We’ll have last week’s Evening News ratings later this afternoon…
“CBS Evening News” anchor Katie Couric, “ABC World News” anchor Diane Sawyer, and “NBC Nightly News” anchor Brian Williams appeared together on all three networks for the first time this morning. Each of their network’s morning shows aired a special segment earlier today featuring the three anchors who are promoting the “Stand Up to Cancer” cause.
On September 10th, a one-hour commercial-free fundraiser will appear on ABC, CBS, and NBC as well as a handful of cable nets. The trio host the broadcast, which is set to feature celebrities, athletes, and musicians.

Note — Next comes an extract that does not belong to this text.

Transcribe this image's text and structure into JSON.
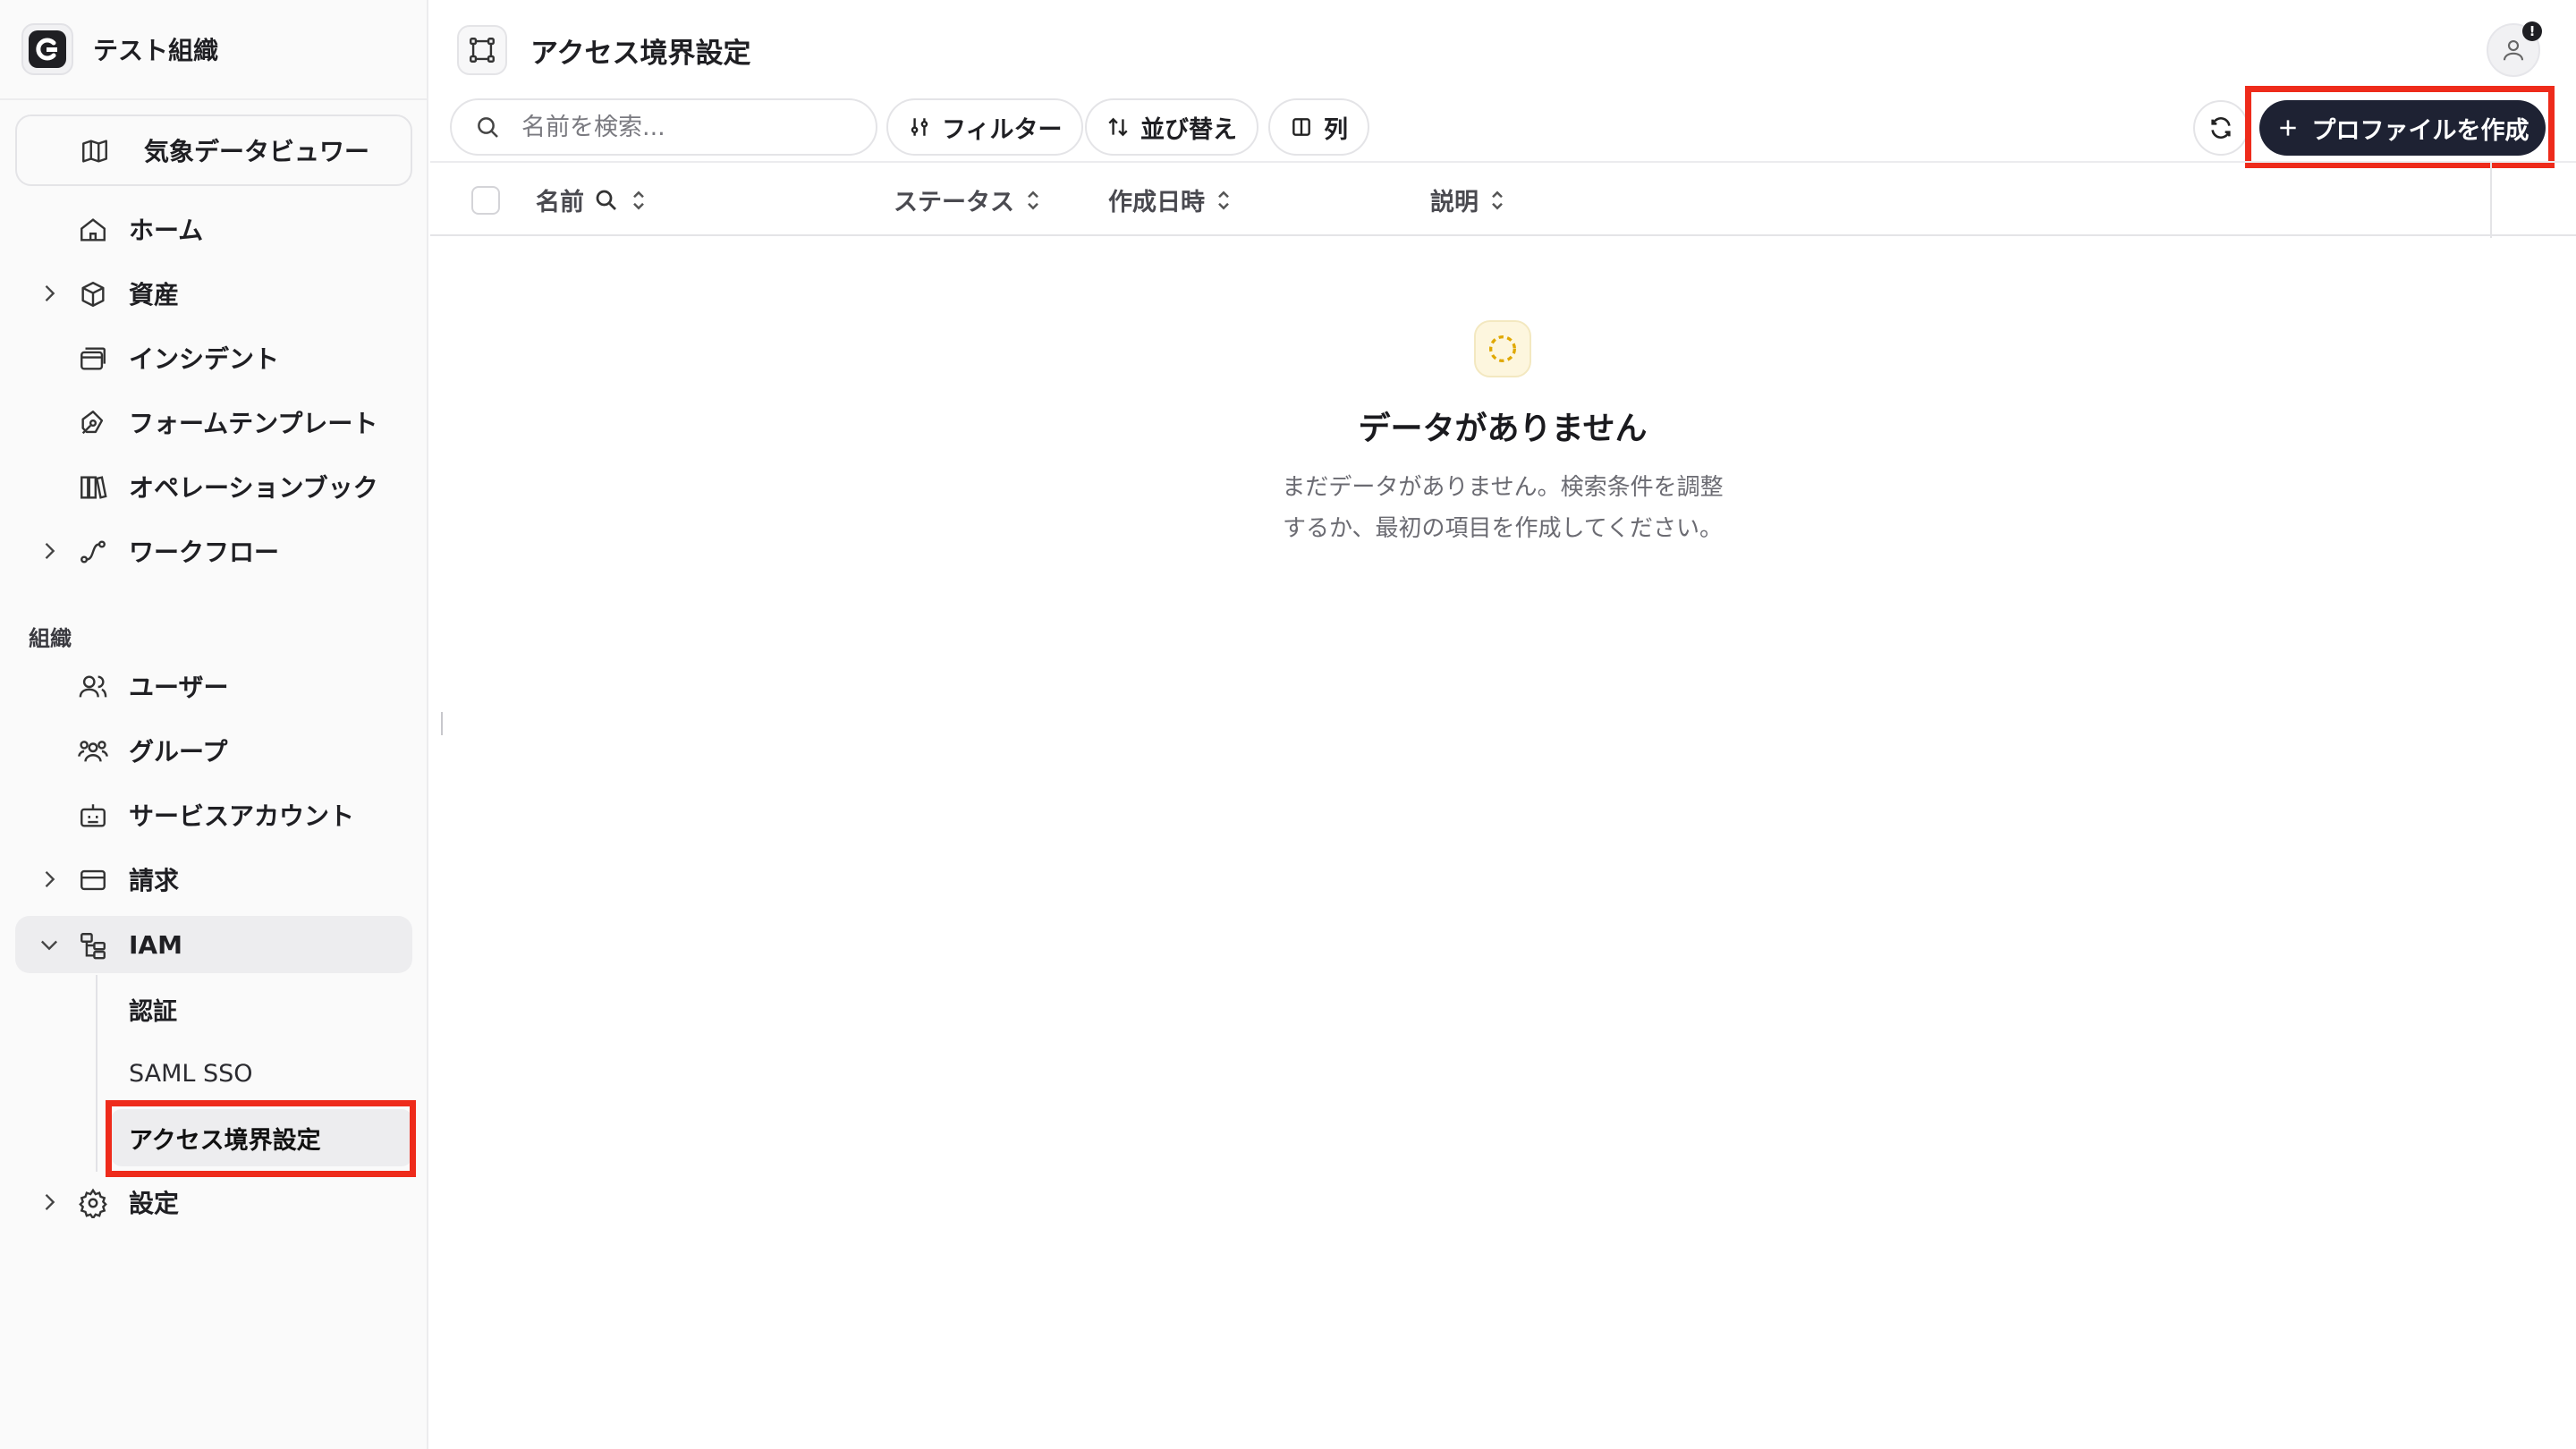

Sawyer admitted that she was nervous on her first day anchoring “World News with Diane Sawyer,” but said outgoing anchor Charlie Gibson gave her some parting advice: “The best thing he said to me was make sure before the broadcast, you spend some time by yourself. just sit and think in a room by yourself a little bit about what you want to do. I think that was great.”
She also told them her husband, director Mike Nichols, is particularly happy about the switch. “He really loves it,” she told Regis. “He said there’s so much more of you now.”

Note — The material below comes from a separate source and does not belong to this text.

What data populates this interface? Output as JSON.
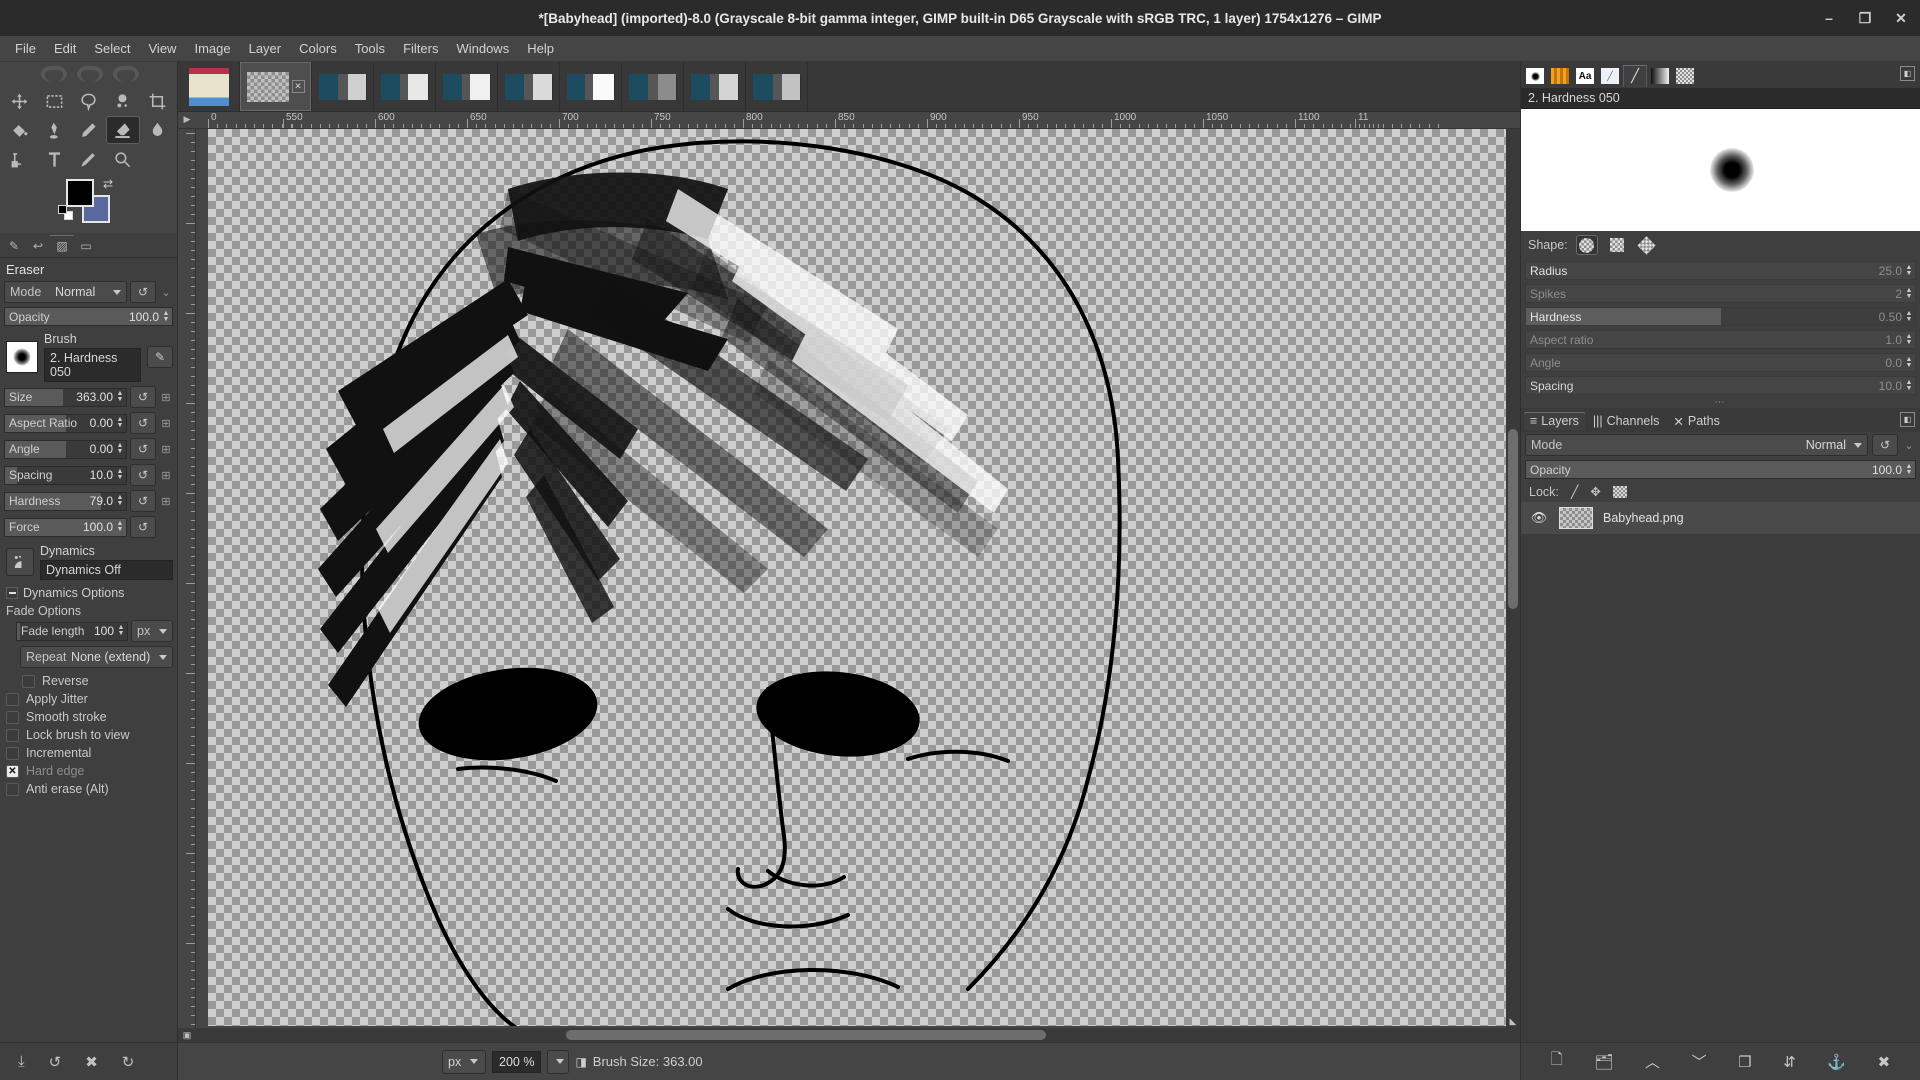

Sawyer and Philbin had a long chat about the time she kissed him on the lips. “It was just one of those issues where two adult people got carried away,” Philbin joked.
“ABC World News” anchor Diane Sawyer will sit-down with President Obama on Monday for an interview ahead of the State of the Union, according to the show’s producer Jon Banner.
Banner writes, “We have had a long standing request to talk to the President before his State of the Union speech Wednesday night and it comes after arguably the most difficult week for his administration.”
The interview will air on Monday Evening’s “World News,” which Sawyer will anchor from Washington.
Says a network insider, “Really? Obama’s third interview with ABC in 40 days — two in less than one week. This is starting to look very suspicious.”
> Update: An NBC News spokesperson tells us, “NBC News did not file a formal or informal complaint about this interview.”
> Earlier: TVNewser has learned that NBC News has filed a formal complaint with expressed concern to the White House press office over the distribution of presidential interviews, specifically that several of the most recent broadcast TV interviews have gone to ABC News — including George Stephanopoulos‘s interview yesterday and Charlie Gibson‘s on December 15.
Complaints reportedly stem from Stephanopoulos’ friendship with White House Chief of Staff Rahm Emanuel for helping land the interviews. But insiders tell us those decisions are generally left to Press Secretary Robert Gibbs.
ABC News spokesperson Jeffrey Schneider tells TVNewser, “We are always aggressive in our booking efforts and we were glad to have an interview with the President on such a big news day.”
Last year, NBC News got several days of access at the White House, including sit-down interviews with Pres. Obama for their “Inside the Obama White House” special — a series NBC has participated in for the last 40 years.
> More: It should be noted that complaints are often made to the White House press office when one network feels another is getting too much access.